What is needed: Copy the listing exactly as given. Omit every picture.

>>

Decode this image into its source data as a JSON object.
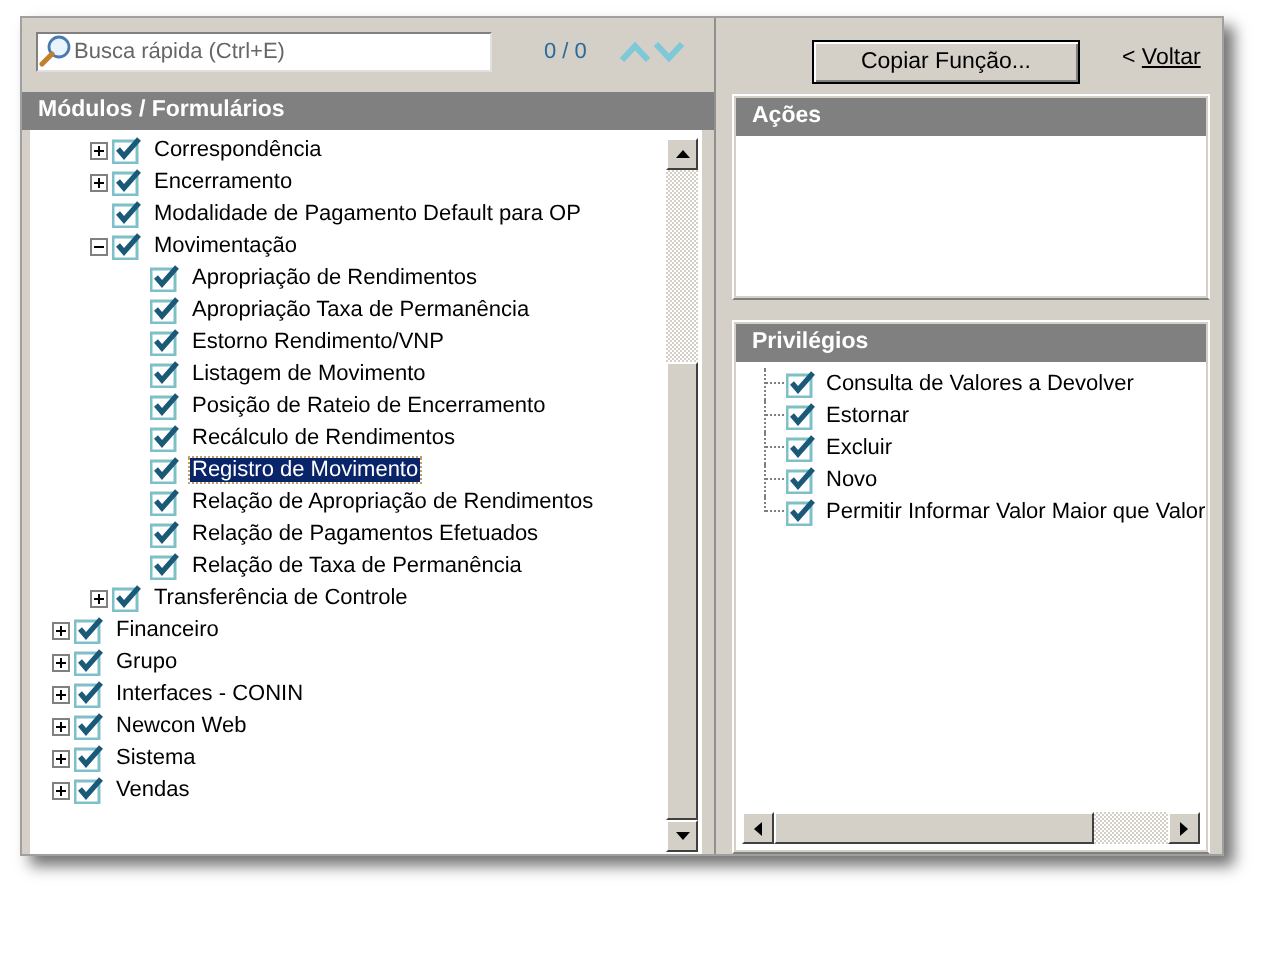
{
  "search": {
    "placeholder": "Busca rápida (Ctrl+E)",
    "count": "0 / 0"
  },
  "copy_button": "Copiar Função...",
  "back_link": {
    "arrow": "<",
    "label": "Voltar"
  },
  "modules": {
    "title": "Módulos / Formulários",
    "tree": [
      {
        "children": [
          {
            "label": "Correspondência",
            "checked": true,
            "expanded": false,
            "selected": false
          },
          {
            "label": "Encerramento",
            "checked": true,
            "expanded": false,
            "selected": false
          },
          {
            "label": "Modalidade de Pagamento Default para OP",
            "checked": true,
            "selected": false
          },
          {
            "label": "Movimentação",
            "checked": true,
            "expanded": true,
            "selected": false,
            "children": [
              {
                "label": "Apropriação de Rendimentos",
                "checked": true,
                "selected": false
              },
              {
                "label": "Apropriação Taxa de Permanência",
                "checked": true,
                "selected": false
              },
              {
                "label": "Estorno Rendimento/VNP",
                "checked": true,
                "selected": false
              },
              {
                "label": "Listagem de Movimento",
                "checked": true,
                "selected": false
              },
              {
                "label": "Posição de Rateio de Encerramento",
                "checked": true,
                "selected": false
              },
              {
                "label": "Recálculo de Rendimentos",
                "checked": true,
                "selected": false
              },
              {
                "label": "Registro de Movimento",
                "checked": true,
                "selected": true
              },
              {
                "label": "Relação de Apropriação de Rendimentos",
                "checked": true,
                "selected": false
              },
              {
                "label": "Relação de Pagamentos Efetuados",
                "checked": true,
                "selected": false
              },
              {
                "label": "Relação de Taxa de Permanência",
                "checked": true,
                "selected": false
              }
            ]
          },
          {
            "label": "Transferência de Controle",
            "checked": true,
            "expanded": false,
            "selected": false
          }
        ]
      },
      {
        "label": "Financeiro",
        "checked": true,
        "expanded": false,
        "selected": false
      },
      {
        "label": "Grupo",
        "checked": true,
        "expanded": false,
        "selected": false
      },
      {
        "label": "Interfaces - CONIN",
        "checked": true,
        "expanded": false,
        "selected": false
      },
      {
        "label": "Newcon Web",
        "checked": true,
        "expanded": false,
        "selected": false
      },
      {
        "label": "Sistema",
        "checked": true,
        "expanded": false,
        "selected": false
      },
      {
        "label": "Vendas",
        "checked": true,
        "expanded": false,
        "selected": false
      }
    ]
  },
  "actions": {
    "title": "Ações"
  },
  "privileges": {
    "title": "Privilégios",
    "items": [
      {
        "label": "Consulta de Valores a Devolver",
        "checked": true
      },
      {
        "label": "Estornar",
        "checked": true
      },
      {
        "label": "Excluir",
        "checked": true
      },
      {
        "label": "Novo",
        "checked": true
      },
      {
        "label": "Permitir Informar Valor Maior que Valor",
        "checked": true
      }
    ]
  }
}
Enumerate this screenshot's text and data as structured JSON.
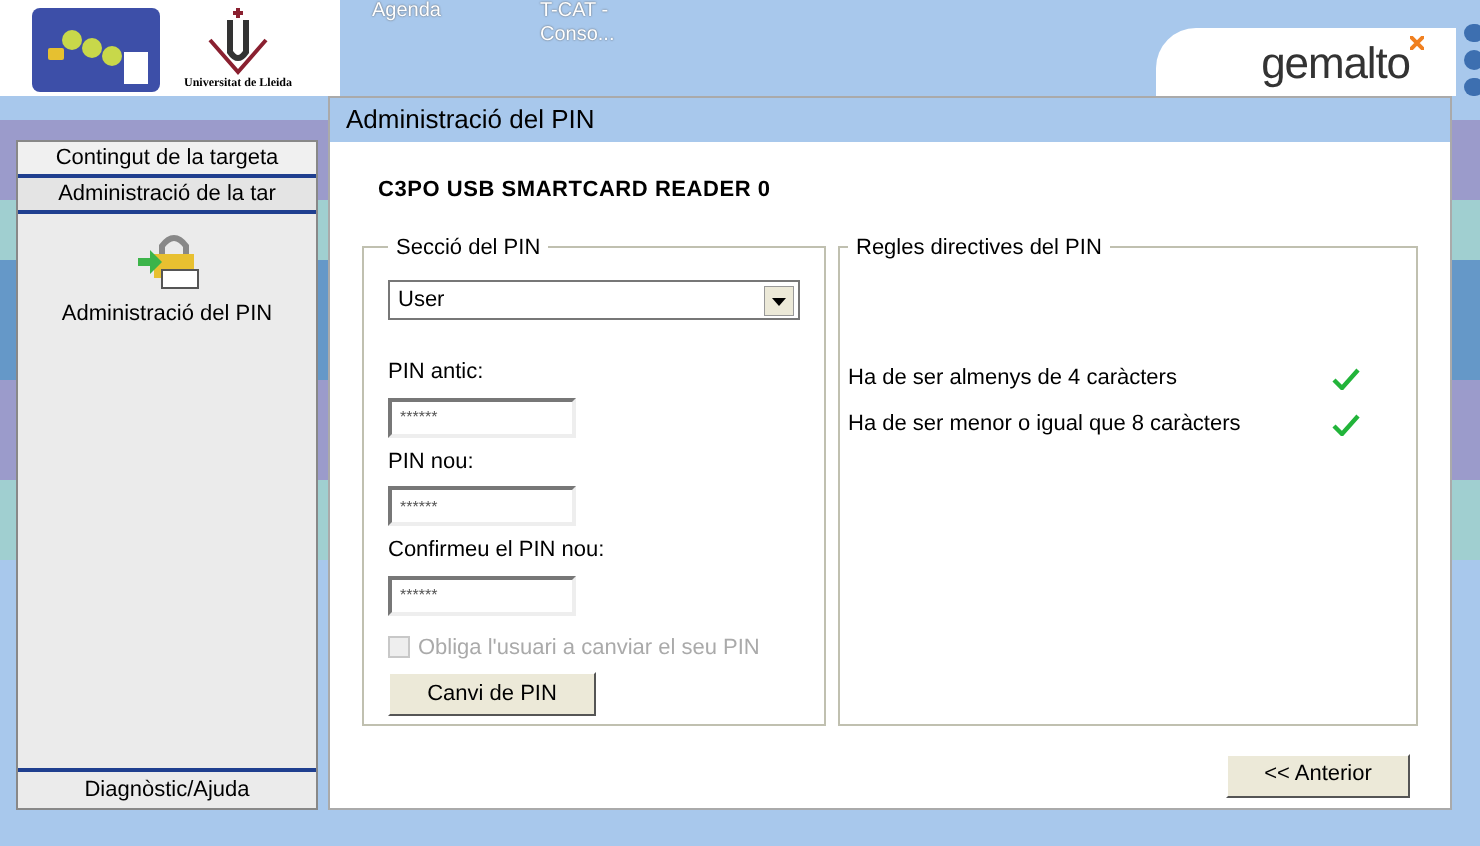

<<

Answer space:
Decode this image into its source data as a JSON object.
{
  "search": {
    "placeholder": "Busca rápida (Ctrl+E)",
    "count": "0 / 0"
  },
  "copy_button": "Copiar Função...",
  "back_link": {
    "arrow": "<",
    "label": "Voltar"
  },
  "modules": {
    "title": "Módulos / Formulários",
    "tree": [
      {
        "children": [
          {
            "label": "Correspondência",
            "checked": true,
            "expanded": false,
            "selected": false
          },
          {
            "label": "Encerramento",
            "checked": true,
            "expanded": false,
            "selected": false
          },
          {
            "label": "Modalidade de Pagamento Default para OP",
            "checked": true,
            "selected": false
          },
          {
            "label": "Movimentação",
            "checked": true,
            "expanded": true,
            "selected": false,
            "children": [
              {
                "label": "Apropriação de Rendimentos",
                "checked": true,
                "selected": false
              },
              {
                "label": "Apropriação Taxa de Permanência",
                "checked": true,
                "selected": false
              },
              {
                "label": "Estorno Rendimento/VNP",
                "checked": true,
                "selected": false
              },
              {
                "label": "Listagem de Movimento",
                "checked": true,
                "selected": false
              },
              {
                "label": "Posição de Rateio de Encerramento",
                "checked": true,
                "selected": false
              },
              {
                "label": "Recálculo de Rendimentos",
                "checked": true,
                "selected": false
              },
              {
                "label": "Registro de Movimento",
                "checked": true,
                "selected": true
              },
              {
                "label": "Relação de Apropriação de Rendimentos",
                "checked": true,
                "selected": false
              },
              {
                "label": "Relação de Pagamentos Efetuados",
                "checked": true,
                "selected": false
              },
              {
                "label": "Relação de Taxa de Permanência",
                "checked": true,
                "selected": false
              }
            ]
          },
          {
            "label": "Transferência de Controle",
            "checked": true,
            "expanded": false,
            "selected": false
          }
        ]
      },
      {
        "label": "Financeiro",
        "checked": true,
        "expanded": false,
        "selected": false
      },
      {
        "label": "Grupo",
        "checked": true,
        "expanded": false,
        "selected": false
      },
      {
        "label": "Interfaces - CONIN",
        "checked": true,
        "expanded": false,
        "selected": false
      },
      {
        "label": "Newcon Web",
        "checked": true,
        "expanded": false,
        "selected": false
      },
      {
        "label": "Sistema",
        "checked": true,
        "expanded": false,
        "selected": false
      },
      {
        "label": "Vendas",
        "checked": true,
        "expanded": false,
        "selected": false
      }
    ]
  },
  "actions": {
    "title": "Ações"
  },
  "privileges": {
    "title": "Privilégios",
    "items": [
      {
        "label": "Consulta de Valores a Devolver",
        "checked": true
      },
      {
        "label": "Estornar",
        "checked": true
      },
      {
        "label": "Excluir",
        "checked": true
      },
      {
        "label": "Novo",
        "checked": true
      },
      {
        "label": "Permitir Informar Valor Maior que Valor",
        "checked": true
      }
    ]
  }
}
Enumerate this screenshot's text and data as structured JSON.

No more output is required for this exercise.